◆ **What this task involves**
The data that follows is to be given again, exactly as written.

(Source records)

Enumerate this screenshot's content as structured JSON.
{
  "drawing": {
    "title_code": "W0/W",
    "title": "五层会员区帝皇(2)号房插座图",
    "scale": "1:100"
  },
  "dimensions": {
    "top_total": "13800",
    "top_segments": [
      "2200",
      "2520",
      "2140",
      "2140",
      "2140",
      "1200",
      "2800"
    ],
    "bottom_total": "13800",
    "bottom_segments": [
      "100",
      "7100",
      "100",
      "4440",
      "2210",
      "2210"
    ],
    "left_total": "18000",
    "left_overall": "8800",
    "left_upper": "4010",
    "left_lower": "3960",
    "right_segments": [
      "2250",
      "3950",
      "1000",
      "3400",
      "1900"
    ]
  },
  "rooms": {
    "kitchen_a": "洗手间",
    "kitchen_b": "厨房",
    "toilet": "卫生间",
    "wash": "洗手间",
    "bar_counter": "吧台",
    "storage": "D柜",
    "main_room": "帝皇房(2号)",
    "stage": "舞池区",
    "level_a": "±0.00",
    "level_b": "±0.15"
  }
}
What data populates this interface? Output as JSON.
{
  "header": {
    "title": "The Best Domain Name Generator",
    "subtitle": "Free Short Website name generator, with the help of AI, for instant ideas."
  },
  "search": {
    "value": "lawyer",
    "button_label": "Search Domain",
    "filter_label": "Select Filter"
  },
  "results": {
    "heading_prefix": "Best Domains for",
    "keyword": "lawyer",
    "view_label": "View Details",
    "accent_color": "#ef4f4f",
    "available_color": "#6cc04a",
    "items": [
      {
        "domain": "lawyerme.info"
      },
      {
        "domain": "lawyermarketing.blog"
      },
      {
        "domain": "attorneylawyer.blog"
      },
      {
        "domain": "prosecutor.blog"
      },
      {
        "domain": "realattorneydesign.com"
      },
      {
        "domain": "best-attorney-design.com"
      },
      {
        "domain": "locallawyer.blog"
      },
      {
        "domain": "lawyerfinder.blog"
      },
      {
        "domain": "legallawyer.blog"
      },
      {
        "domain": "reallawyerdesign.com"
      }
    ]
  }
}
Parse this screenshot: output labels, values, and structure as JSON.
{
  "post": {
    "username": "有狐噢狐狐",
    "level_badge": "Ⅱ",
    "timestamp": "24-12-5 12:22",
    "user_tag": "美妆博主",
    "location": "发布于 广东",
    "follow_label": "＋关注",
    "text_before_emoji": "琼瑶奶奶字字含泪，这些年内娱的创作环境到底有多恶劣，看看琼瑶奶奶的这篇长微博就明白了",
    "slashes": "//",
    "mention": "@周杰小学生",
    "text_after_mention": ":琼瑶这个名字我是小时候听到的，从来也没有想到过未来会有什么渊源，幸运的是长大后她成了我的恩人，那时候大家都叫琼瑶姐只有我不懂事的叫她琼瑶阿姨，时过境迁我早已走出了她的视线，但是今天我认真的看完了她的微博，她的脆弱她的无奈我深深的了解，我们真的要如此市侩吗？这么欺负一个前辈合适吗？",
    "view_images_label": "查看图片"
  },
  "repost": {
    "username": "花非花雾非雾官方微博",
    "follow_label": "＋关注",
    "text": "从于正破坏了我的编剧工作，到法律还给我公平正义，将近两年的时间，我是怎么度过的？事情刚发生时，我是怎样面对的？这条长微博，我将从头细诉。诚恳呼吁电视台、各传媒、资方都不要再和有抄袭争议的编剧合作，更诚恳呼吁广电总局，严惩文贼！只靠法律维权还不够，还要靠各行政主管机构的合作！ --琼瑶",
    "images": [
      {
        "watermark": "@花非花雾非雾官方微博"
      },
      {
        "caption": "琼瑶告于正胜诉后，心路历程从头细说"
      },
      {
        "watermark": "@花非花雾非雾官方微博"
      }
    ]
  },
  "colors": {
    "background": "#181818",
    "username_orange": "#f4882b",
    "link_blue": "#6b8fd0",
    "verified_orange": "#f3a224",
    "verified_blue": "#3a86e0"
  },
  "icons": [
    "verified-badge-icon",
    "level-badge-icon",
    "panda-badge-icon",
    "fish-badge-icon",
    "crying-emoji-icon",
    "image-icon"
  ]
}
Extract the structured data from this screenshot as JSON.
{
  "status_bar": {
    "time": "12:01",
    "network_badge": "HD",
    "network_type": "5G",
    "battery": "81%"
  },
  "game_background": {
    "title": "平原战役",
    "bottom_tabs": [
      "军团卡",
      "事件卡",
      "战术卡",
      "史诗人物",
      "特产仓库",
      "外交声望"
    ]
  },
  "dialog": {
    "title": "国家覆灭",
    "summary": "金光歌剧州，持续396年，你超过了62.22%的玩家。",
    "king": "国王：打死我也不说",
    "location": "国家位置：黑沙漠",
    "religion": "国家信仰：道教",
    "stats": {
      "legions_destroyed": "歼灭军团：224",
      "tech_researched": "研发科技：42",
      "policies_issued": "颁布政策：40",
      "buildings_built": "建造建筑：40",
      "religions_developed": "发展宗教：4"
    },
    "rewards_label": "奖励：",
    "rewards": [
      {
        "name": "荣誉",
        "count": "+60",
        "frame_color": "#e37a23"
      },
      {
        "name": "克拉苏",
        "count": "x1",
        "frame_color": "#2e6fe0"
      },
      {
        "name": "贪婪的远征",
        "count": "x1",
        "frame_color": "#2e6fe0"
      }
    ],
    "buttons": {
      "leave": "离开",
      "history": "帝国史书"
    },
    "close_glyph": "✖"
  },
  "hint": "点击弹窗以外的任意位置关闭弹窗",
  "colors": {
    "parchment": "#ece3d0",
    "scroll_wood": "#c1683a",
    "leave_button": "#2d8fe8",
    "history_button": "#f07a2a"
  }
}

◆ **Solution for this task**
Enumerate this screenshot's content as structured JSON.
{
  "drawing": {
    "title_code": "W0/W",
    "title": "五层会员区帝皇(2)号房插座图",
    "scale": "1:100"
  },
  "dimensions": {
    "top_total": "13800",
    "top_segments": [
      "2200",
      "2520",
      "2140",
      "2140",
      "2140",
      "1200",
      "2800"
    ],
    "bottom_total": "13800",
    "bottom_segments": [
      "100",
      "7100",
      "100",
      "4440",
      "2210",
      "2210"
    ],
    "left_total": "18000",
    "left_overall": "8800",
    "left_upper": "4010",
    "left_lower": "3960",
    "right_segments": [
      "2250",
      "3950",
      "1000",
      "3400",
      "1900"
    ]
  },
  "rooms": {
    "kitchen_a": "洗手间",
    "kitchen_b": "厨房",
    "toilet": "卫生间",
    "wash": "洗手间",
    "bar_counter": "吧台",
    "storage": "D柜",
    "main_room": "帝皇房(2号)",
    "stage": "舞池区",
    "level_a": "±0.00",
    "level_b": "±0.15"
  }
}
What data populates this interface? Output as JSON.
{
  "header": {
    "title": "The Best Domain Name Generator",
    "subtitle": "Free Short Website name generator, with the help of AI, for instant ideas."
  },
  "search": {
    "value": "lawyer",
    "button_label": "Search Domain",
    "filter_label": "Select Filter"
  },
  "results": {
    "heading_prefix": "Best Domains for",
    "keyword": "lawyer",
    "view_label": "View Details",
    "accent_color": "#ef4f4f",
    "available_color": "#6cc04a",
    "items": [
      {
        "domain": "lawyerme.info"
      },
      {
        "domain": "lawyermarketing.blog"
      },
      {
        "domain": "attorneylawyer.blog"
      },
      {
        "domain": "prosecutor.blog"
      },
      {
        "domain": "realattorneydesign.com"
      },
      {
        "domain": "best-attorney-design.com"
      },
      {
        "domain": "locallawyer.blog"
      },
      {
        "domain": "lawyerfinder.blog"
      },
      {
        "domain": "legallawyer.blog"
      },
      {
        "domain": "reallawyerdesign.com"
      }
    ]
  }
}
Parse this screenshot: output labels, values, and structure as JSON.
{
  "post": {
    "username": "有狐噢狐狐",
    "level_badge": "Ⅱ",
    "timestamp": "24-12-5 12:22",
    "user_tag": "美妆博主",
    "location": "发布于 广东",
    "follow_label": "＋关注",
    "text_before_emoji": "琼瑶奶奶字字含泪，这些年内娱的创作环境到底有多恶劣，看看琼瑶奶奶的这篇长微博就明白了",
    "slashes": "//",
    "mention": "@周杰小学生",
    "text_after_mention": ":琼瑶这个名字我是小时候听到的，从来也没有想到过未来会有什么渊源，幸运的是长大后她成了我的恩人，那时候大家都叫琼瑶姐只有我不懂事的叫她琼瑶阿姨，时过境迁我早已走出了她的视线，但是今天我认真的看完了她的微博，她的脆弱她的无奈我深深的了解，我们真的要如此市侩吗？这么欺负一个前辈合适吗？",
    "view_images_label": "查看图片"
  },
  "repost": {
    "username": "花非花雾非雾官方微博",
    "follow_label": "＋关注",
    "text": "从于正破坏了我的编剧工作，到法律还给我公平正义，将近两年的时间，我是怎么度过的？事情刚发生时，我是怎样面对的？这条长微博，我将从头细诉。诚恳呼吁电视台、各传媒、资方都不要再和有抄袭争议的编剧合作，更诚恳呼吁广电总局，严惩文贼！只靠法律维权还不够，还要靠各行政主管机构的合作！ --琼瑶",
    "images": [
      {
        "watermark": "@花非花雾非雾官方微博"
      },
      {
        "caption": "琼瑶告于正胜诉后，心路历程从头细说"
      },
      {
        "watermark": "@花非花雾非雾官方微博"
      }
    ]
  },
  "colors": {
    "background": "#181818",
    "username_orange": "#f4882b",
    "link_blue": "#6b8fd0",
    "verified_orange": "#f3a224",
    "verified_blue": "#3a86e0"
  },
  "icons": [
    "verified-badge-icon",
    "level-badge-icon",
    "panda-badge-icon",
    "fish-badge-icon",
    "crying-emoji-icon",
    "image-icon"
  ]
}
Extract the structured data from this screenshot as JSON.
{
  "status_bar": {
    "time": "12:01",
    "network_badge": "HD",
    "network_type": "5G",
    "battery": "81%"
  },
  "game_background": {
    "title": "平原战役",
    "bottom_tabs": [
      "军团卡",
      "事件卡",
      "战术卡",
      "史诗人物",
      "特产仓库",
      "外交声望"
    ]
  },
  "dialog": {
    "title": "国家覆灭",
    "summary": "金光歌剧州，持续396年，你超过了62.22%的玩家。",
    "king": "国王：打死我也不说",
    "location": "国家位置：黑沙漠",
    "religion": "国家信仰：道教",
    "stats": {
      "legions_destroyed": "歼灭军团：224",
      "tech_researched": "研发科技：42",
      "policies_issued": "颁布政策：40",
      "buildings_built": "建造建筑：40",
      "religions_developed": "发展宗教：4"
    },
    "rewards_label": "奖励：",
    "rewards": [
      {
        "name": "荣誉",
        "count": "+60",
        "frame_color": "#e37a23"
      },
      {
        "name": "克拉苏",
        "count": "x1",
        "frame_color": "#2e6fe0"
      },
      {
        "name": "贪婪的远征",
        "count": "x1",
        "frame_color": "#2e6fe0"
      }
    ],
    "buttons": {
      "leave": "离开",
      "history": "帝国史书"
    },
    "close_glyph": "✖"
  },
  "hint": "点击弹窗以外的任意位置关闭弹窗",
  "colors": {
    "parchment": "#ece3d0",
    "scroll_wood": "#c1683a",
    "leave_button": "#2d8fe8",
    "history_button": "#f07a2a"
  }
}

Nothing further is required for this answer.